UK's tax system encourages short-term lets over long-term

Author: Rent Guarantor


The current tax system is beginning to prove more supportive of investors of short-term lets rather than long-term lets, according to property body the Residential Landlords Association (RLA). Recent analysis by The Guardian also highlights that in some areas of England, some 25% of property listings are for short-term lets, suggesting even fewer homes could soon be available for long-term tenants.

In addition to this, research by ARLA Propertymark shows that more and more landlords are switching their BTL properties from the long-term sector, to the short-term.

Taken together, this highlights that more landlords are finding the short-term lettings sector more financially attractive than the long-term market. This is terrible news for the UK’s growing army of tenants. Indeed, the latest report from the Royal Institution of Chartered Surveyors (RICS) highlights that while tenant demand is on the rise, the number of new landlord instructions is declining.

Mortgage Interest Relief phased out for long-term lets

The RLA points out that following the phasing out of mortgage interest tax relief for BTL property investors, this new status, where property investors can’t reclaim mortgage interest on their mortgage payments, only applies to investors of long-term lets. Where an investor lets their property or properties out on a short-term basis, they are still able to reclaim that mortgage interest.

In some cases, the inability to claim back that mortgage interest has made it financially unviable for many investors to remain in the long-term BTL market and encouraged them to sell their property.
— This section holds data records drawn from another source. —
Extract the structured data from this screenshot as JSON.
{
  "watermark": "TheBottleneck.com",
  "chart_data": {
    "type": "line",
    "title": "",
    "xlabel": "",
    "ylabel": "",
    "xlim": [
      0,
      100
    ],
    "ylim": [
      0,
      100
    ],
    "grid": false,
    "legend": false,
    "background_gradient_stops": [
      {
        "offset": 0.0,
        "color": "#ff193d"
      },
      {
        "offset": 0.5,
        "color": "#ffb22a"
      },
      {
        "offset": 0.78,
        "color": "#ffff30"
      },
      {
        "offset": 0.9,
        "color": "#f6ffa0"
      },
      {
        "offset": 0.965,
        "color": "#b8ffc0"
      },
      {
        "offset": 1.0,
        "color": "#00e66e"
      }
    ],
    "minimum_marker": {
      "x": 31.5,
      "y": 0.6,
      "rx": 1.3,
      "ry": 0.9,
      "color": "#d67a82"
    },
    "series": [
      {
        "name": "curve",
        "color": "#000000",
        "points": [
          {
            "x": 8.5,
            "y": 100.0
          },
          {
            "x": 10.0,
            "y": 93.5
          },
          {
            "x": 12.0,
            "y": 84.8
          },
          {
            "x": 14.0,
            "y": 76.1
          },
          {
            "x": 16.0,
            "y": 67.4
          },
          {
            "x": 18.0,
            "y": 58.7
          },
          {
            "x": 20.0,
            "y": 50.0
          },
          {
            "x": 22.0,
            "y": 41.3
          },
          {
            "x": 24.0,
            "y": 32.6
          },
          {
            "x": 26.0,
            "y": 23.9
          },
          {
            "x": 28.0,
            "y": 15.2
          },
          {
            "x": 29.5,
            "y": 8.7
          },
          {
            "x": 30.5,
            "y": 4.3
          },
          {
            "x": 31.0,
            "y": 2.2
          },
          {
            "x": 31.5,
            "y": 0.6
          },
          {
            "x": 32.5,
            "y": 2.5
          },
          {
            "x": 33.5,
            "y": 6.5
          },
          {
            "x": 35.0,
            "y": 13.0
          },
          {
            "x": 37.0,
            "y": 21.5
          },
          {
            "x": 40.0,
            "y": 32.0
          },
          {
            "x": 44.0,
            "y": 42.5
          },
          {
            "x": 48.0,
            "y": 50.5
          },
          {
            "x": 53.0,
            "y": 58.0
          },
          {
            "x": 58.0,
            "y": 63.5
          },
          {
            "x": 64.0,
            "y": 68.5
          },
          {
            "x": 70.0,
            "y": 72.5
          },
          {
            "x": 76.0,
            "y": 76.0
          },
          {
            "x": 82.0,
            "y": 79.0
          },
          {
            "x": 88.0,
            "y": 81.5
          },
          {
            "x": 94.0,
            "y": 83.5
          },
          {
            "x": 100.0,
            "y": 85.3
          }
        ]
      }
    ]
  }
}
This has the effect of reducing the stock of long-term rental homes available for the still rising number of tenants, across the UK.

“Government policy is actively encouraging the growth of holiday homes at the expense of long-term homes to rent which many families need,” said RLA Policy Director, David Smith. “This is completely counterproductive, making renting more expensive and undermining efforts to help tenants save for a house of their own.”

One quarter of advertised properties short-term lets

With those tax implications at the forefront of many people’s minds, further analysis of data by The Guardian, shows that in some UK regions, up to 25% of all property rental listings are short-term lets. The highest concentration the research uncovered was in Edinburgh Old Town, where 29 out of every 100 properties listed for rent is a short-term let.

Of course, some areas of the UK remain untouched by the AirBnB effect. But, separate research from ARLA highlights that of the almost 25% of all landlords who rent their properties out on a short-term let basis, 12% of those switched over to that sector from long-term rentals.

That equates to around 50,000 rental properties no longer being available in the long-term let sector after landlords switch to the more lucrative short-term let option. Looking, ahead, the industry body said that could rise as high as 470,000 properties being withdrawn from the long-term rental sector.

If that worst-case scenario were to unfold, that would be a huge blow for the UK’s tenants at a time when property prices are still high and rent continue to increase.

“The growth in short-term lets is particularly concerning for the traditional private rented sector. As landlords are continuously faced with increased levels of legislation, it’s no surprise they are considering short-term lets as a chance to escape this,” said ARLA Propertymark’s CEO, David Cox. “Unless the sector is made more attractive, landlords will continue to exit the market resulting in less available properties and increased rent costs.”